“While we were talking here, one veteran has probably killed themself.”
Only ten minutes into an interview today, Jerry Brinegar brought attention to the sad reality that many soldiers face with post-traumatic stress disorder (PTSD). A study released by the U.S. Department of Veterans Affairs this July concluded that an average of 20 veterans take their own lives each day. The Pushup Challenge has since gone viral on social media in an effort to bring more attention to this issue.
Donald Trump’s recent comments on soldiers and PTSD have brought even further attention to the disorder that plagues some United States military members.
Brinegar is a therapist who specializes in helping victims of domestic abuse and PTSD. He is a veteran of the Vietnam War himself. He hopes that recent discussions about PTSD will shed some light on the real struggles that affect war veterans.
According to the U. S. Department of Veterans Affairs website, the first study aimed at PTSD was conducted in 1986 and focused on Veterans from the Vietnam War. This study concluded that nearly 40% of men and about 27% of women who served in the war will experience PTSD at some point in their lives.

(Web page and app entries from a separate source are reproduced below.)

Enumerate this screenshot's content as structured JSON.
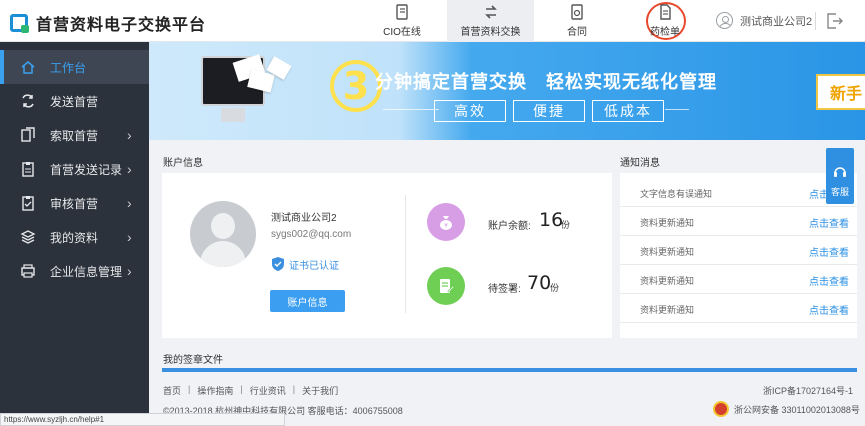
{
  "app": {
    "title": "首营资料电子交换平台"
  },
  "topnav": {
    "cio": "CIO在线",
    "exchange": "首营资料交换",
    "contract": "合同",
    "drug_report": "药检单"
  },
  "user": {
    "name": "测试商业公司2"
  },
  "sidebar": {
    "items": [
      {
        "label": "工作台",
        "icon": "home-icon",
        "active": true
      },
      {
        "label": "发送首营",
        "icon": "send-icon"
      },
      {
        "label": "索取首营",
        "icon": "copy-icon",
        "arrow": "›"
      },
      {
        "label": "首营发送记录",
        "icon": "clipboard-icon",
        "arrow": "›"
      },
      {
        "label": "审核首营",
        "icon": "clipboard-check-icon",
        "arrow": "›"
      },
      {
        "label": "我的资料",
        "icon": "layers-icon",
        "arrow": "›"
      },
      {
        "label": "企业信息管理",
        "icon": "printer-icon",
        "arrow": "›"
      }
    ]
  },
  "banner": {
    "number": "3",
    "headline": "分钟搞定首营交换　轻松实现无纸化管理",
    "tags": [
      "高效",
      "便捷",
      "低成本"
    ],
    "new_button": "新手"
  },
  "account": {
    "section_title": "账户信息",
    "company": "测试商业公司2",
    "email": "sygs002@qq.com",
    "cert_status": "证书已认证",
    "button": "账户信息",
    "balance_label": "账户余额:",
    "balance_value": "16",
    "balance_unit": "份",
    "pending_label": "待签署:",
    "pending_value": "70",
    "pending_unit": "份",
    "colors": {
      "balance_icon": "#d79ee6",
      "pending_icon": "#6fcf55",
      "accent": "#3b9ef0"
    }
  },
  "notice": {
    "section_title": "通知消息",
    "items": [
      {
        "text": "文字信息有误通知",
        "link": "点击查看"
      },
      {
        "text": "资料更新通知",
        "link": "点击查看"
      },
      {
        "text": "资料更新通知",
        "link": "点击查看"
      },
      {
        "text": "资料更新通知",
        "link": "点击查看"
      },
      {
        "text": "资料更新通知",
        "link": "点击查看"
      }
    ]
  },
  "kefu": {
    "label": "客服"
  },
  "signed": {
    "section_title": "我的签章文件"
  },
  "footer": {
    "links": [
      "首页",
      "操作指南",
      "行业资讯",
      "关于我们"
    ],
    "icp": "浙ICP备17027164号-1",
    "copyright": "©2013-2018 杭州神中科技有限公司 客服电话：4006755008",
    "police": "浙公网安备 33011002013088号"
  },
  "statusbar": {
    "url": "https://www.syzljh.cn/help#1"
  }
}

Nearly 12% of all Gulf War Veterans experience PTSD in any given year, and anywhere from 11-20% of Operation Iraqi Freedom and Enduring Freedom will experience it as well.

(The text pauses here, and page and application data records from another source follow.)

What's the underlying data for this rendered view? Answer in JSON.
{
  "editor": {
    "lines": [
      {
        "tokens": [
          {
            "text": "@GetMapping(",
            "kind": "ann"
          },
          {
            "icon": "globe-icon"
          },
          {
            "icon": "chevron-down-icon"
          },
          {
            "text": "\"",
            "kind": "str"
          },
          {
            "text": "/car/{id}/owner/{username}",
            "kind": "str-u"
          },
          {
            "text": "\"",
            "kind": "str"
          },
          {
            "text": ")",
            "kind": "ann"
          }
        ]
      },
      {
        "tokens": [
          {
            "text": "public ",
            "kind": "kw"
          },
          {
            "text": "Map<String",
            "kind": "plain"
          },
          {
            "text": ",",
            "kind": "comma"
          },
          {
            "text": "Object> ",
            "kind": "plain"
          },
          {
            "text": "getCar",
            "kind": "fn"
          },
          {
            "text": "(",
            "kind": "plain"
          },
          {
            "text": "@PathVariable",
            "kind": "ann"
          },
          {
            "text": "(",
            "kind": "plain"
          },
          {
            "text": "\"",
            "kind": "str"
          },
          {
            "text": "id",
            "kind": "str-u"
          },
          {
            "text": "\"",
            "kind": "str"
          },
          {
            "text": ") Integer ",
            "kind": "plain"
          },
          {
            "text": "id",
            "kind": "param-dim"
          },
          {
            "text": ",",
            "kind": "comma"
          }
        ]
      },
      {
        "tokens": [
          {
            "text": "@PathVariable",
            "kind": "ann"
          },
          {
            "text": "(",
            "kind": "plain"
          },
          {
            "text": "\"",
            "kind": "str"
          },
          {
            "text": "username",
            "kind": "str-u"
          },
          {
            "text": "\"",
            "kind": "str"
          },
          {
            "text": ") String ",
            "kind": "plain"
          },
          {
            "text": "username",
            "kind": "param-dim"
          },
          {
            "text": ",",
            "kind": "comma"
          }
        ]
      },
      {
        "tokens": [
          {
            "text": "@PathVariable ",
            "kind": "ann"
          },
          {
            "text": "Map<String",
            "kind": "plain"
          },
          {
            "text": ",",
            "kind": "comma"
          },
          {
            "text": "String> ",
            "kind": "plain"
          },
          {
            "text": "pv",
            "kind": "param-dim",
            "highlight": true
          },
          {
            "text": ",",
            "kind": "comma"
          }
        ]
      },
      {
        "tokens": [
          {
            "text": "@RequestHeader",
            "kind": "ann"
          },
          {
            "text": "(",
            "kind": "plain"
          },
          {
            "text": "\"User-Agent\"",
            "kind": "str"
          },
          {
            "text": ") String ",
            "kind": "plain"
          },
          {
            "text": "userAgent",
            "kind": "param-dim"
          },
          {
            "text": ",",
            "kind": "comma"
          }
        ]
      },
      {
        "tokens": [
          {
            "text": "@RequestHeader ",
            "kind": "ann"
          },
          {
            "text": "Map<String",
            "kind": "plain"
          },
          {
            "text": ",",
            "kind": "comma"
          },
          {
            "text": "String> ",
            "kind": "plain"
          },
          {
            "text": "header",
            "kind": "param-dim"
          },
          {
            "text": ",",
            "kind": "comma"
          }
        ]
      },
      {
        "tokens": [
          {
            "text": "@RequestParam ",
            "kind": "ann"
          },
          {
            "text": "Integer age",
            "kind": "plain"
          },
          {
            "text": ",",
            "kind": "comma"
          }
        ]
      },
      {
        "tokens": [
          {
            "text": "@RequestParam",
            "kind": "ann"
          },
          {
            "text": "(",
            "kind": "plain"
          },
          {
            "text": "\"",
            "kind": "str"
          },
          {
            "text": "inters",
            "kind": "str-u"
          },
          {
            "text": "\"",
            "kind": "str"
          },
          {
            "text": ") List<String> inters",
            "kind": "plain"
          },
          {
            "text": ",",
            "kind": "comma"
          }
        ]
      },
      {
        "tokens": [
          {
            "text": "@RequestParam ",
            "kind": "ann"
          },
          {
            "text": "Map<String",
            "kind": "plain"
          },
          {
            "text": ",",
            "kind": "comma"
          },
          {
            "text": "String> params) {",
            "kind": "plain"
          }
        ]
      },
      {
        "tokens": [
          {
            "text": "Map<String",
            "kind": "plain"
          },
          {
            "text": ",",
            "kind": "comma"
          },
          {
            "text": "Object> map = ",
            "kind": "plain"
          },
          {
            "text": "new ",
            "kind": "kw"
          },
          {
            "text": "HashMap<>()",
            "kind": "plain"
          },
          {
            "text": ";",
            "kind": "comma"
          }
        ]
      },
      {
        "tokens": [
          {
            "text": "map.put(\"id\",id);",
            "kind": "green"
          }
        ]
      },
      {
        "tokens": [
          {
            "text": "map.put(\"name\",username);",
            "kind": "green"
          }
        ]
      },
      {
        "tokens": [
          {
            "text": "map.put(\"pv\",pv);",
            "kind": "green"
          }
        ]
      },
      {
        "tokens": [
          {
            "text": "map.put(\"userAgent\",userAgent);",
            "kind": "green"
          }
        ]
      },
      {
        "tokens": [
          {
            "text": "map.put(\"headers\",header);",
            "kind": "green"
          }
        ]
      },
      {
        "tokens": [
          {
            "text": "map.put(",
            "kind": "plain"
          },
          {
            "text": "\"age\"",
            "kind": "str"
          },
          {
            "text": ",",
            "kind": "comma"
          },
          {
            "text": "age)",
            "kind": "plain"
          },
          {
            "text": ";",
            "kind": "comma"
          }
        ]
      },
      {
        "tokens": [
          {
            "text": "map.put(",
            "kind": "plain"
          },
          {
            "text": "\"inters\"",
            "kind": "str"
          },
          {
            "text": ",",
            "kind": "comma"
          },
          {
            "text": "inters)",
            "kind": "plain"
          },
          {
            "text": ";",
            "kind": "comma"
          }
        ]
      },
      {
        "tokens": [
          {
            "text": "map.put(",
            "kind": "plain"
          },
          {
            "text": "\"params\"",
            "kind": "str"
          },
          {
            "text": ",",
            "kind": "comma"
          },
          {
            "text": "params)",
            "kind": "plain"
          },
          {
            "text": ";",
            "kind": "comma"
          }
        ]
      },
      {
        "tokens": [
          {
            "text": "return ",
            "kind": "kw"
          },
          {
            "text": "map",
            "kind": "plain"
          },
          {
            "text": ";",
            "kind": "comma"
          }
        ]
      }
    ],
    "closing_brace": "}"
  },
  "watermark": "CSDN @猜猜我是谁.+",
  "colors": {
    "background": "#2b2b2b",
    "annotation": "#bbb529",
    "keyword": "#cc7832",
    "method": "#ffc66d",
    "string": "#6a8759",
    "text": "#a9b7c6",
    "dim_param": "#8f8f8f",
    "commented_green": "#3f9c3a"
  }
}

As a veteran, Brinegar has a first-hand experience with the effects of war. He describes war as an environment where killing is encouraged, and the transition from such a hostile environment to the homefront is a difficult one for soldiers to make. He claims this transition leads to anxiety, paranoia, sleeplessness, and flashbacks, which can all lead to alcohol and drug abuse.
“No one goes to war and comes back unwounded… War is a scar that you live with for the rest of your life,” Brinegar said.
-By Cam Gaskins